So it was only natural that everyone was clamoring for the first glimpse of Kate in her dress – even it it was shielded in part by the screens at The Goring.
As Kate finally emerged outside Westminster Abbey – with the entire world seeing her dress on TV screens before her husband-to-be had – it was confirmed that Burton was in fact the designer.
She was even on hand to neaten the train – which was 9ft long – on the day and ensure every inch of the dress looked perfect as Kate made her way down the aisle.
It later emerged that Kate and Sarah had been having secret meetings at Hampton Court Palace to discuss the dress – the location chosen due to its proximity to The Royal School Of Needlework, who created the lace for the gown.
It was so hush-hush that staff there were told that the lace they were creating was actually for a period drama.
Wedding: Zara Phillips and Mike Tindall
Date: Saturday 30 July 2011
Zara Phillips wedding dress was designed by Stewart Parvin, who was a favourite among the Royal Family.
The dress featured sheer cap sleeves, and the silk fabric gave her a flattering shape as it opened out into the skirt.
Camilla, Duchess Of Cornwall
Wedding: Prince Charles and Camilla, Duchess Of Cornwall
Date: Saturday 9 April 2005
When Camilla Parker Bowles married Prince Charles in June 2005, she had not one but two wedding dresses.
The first she wore to their civil ceremony service at Guildhall, Windsor.
The second, she wore for the blessing at St Georges Chapel, which directly followed the ceremony.
Both dresses were created by Antonia Robinson and Anna Valentine, who were working under the name Robinson Valentine at the time. They are now known as Anna Valentine.
Wedding: Prince Harry and Meghan Markle
Date: Saturday 19 May 2018
After months of speculation over who the designer of Meghan Markles wedding dress is, it has finally been revealed.
Not Ralph & Russo, Erdem or Sarah Burton for Alexander McQueen, the designer of Meghans dress is Clare Waight Keller at Givenchy.
Opting for a 1960s-style, off the shoulder gown by the first female artistic director of the French fashion house, Meghan looked stunning in her white gown.
Meghans chosen a clean classic high bateau neckline, which is beautifully demure. Bridebook.co.uk told Metro.co.uk.
Meghans dress is incredibly theatrical and exquisitely cut with an embroidered cathedral length handmade tulle veil. It is A-line with a relatively short train of about 70 inches from the waist, resulting in lovely movement as the bride walks.
There are no seams in the bodice. Incredibly clean and plain dresses such as this are VERY time consuming and complicated to make, because unlike a lace dress, there is no room for any errors and you cant hide any wrinkles as the fabric has to sit perfectly.
When you have a clean dress like that the bride really shines. You have to be very beautiful to wear a plain dress. Meghans face really pops out, and she looks stunning. It is possibly zibeline silk or micado fabric.

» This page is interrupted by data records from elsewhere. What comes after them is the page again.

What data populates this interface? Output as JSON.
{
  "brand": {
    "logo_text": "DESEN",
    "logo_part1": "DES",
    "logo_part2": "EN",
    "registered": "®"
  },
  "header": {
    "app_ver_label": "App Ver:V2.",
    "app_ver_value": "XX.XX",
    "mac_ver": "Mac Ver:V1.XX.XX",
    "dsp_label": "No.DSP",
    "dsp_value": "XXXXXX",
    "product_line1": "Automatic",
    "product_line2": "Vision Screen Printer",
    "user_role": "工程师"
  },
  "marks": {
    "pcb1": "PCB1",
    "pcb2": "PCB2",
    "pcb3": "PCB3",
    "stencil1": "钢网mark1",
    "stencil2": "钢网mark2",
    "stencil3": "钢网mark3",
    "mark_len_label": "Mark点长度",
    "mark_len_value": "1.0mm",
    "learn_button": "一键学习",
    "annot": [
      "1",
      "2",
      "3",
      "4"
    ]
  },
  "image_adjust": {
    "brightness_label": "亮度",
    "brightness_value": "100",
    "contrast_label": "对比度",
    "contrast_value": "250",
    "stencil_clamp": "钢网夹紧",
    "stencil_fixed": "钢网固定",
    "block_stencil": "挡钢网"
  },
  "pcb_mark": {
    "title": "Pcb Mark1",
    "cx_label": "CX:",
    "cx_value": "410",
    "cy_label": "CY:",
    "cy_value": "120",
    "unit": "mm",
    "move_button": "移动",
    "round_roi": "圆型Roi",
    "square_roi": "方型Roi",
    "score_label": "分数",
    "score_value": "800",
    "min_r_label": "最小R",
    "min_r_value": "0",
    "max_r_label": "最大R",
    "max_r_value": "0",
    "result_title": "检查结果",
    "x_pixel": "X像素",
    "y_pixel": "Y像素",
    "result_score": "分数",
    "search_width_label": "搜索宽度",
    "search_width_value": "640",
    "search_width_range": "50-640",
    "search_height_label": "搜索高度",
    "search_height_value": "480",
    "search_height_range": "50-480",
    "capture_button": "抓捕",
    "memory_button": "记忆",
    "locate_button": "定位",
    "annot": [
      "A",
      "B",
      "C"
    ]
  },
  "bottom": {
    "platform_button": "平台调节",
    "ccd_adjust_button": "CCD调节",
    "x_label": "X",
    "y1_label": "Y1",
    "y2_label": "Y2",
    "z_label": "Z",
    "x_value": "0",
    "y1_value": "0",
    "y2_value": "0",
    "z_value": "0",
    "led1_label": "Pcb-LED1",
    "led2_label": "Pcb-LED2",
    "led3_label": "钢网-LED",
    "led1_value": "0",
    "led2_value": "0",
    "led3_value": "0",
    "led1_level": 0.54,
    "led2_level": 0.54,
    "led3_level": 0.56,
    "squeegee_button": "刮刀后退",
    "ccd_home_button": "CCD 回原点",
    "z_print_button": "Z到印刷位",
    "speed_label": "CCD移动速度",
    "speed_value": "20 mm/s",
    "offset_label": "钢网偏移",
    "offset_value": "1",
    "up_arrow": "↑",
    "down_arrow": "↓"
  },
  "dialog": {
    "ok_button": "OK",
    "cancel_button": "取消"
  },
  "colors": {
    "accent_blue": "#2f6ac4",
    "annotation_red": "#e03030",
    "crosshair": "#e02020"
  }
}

Meghans dress featured a cathedral train and she wore Queen Marys filigree tiara, which was last worn in the 1800s.
Will Camilla, Duchess Of Cornwall ever be Queen?
There's much talk over what Camilla, Duchess Of Cornwall's name will be when Charles ascends the throne.
On their wedding day, Clarence House revealed that when Charles becomes King, presuming he will not abdicate, Camilla will become known as Princess Consort.
Traditionally, as dictated by English common law, the wife of the ruling monarch is called Queen Consort: Kate Middleton will be known as when William ascends the throne.
A Queen Consort shares her husband's social rank and status, although not his military or political powers.
There is no historical or legal reason why Camilla would be known as Princess Consort and this year, Clarence House removed the statement dictating this, suggesting she will, after all, be known as Queen Consort.
A Queen Consort can take the title of Queen, so Camilla would become known as Queen Camilla.
For inspiration on mother of the bride outfits – or to see what the royals have previously chosen for the important role, click right here.
If you are more into your jewellery, however, check out our comparison of all of the royal engagement and wedding rings here.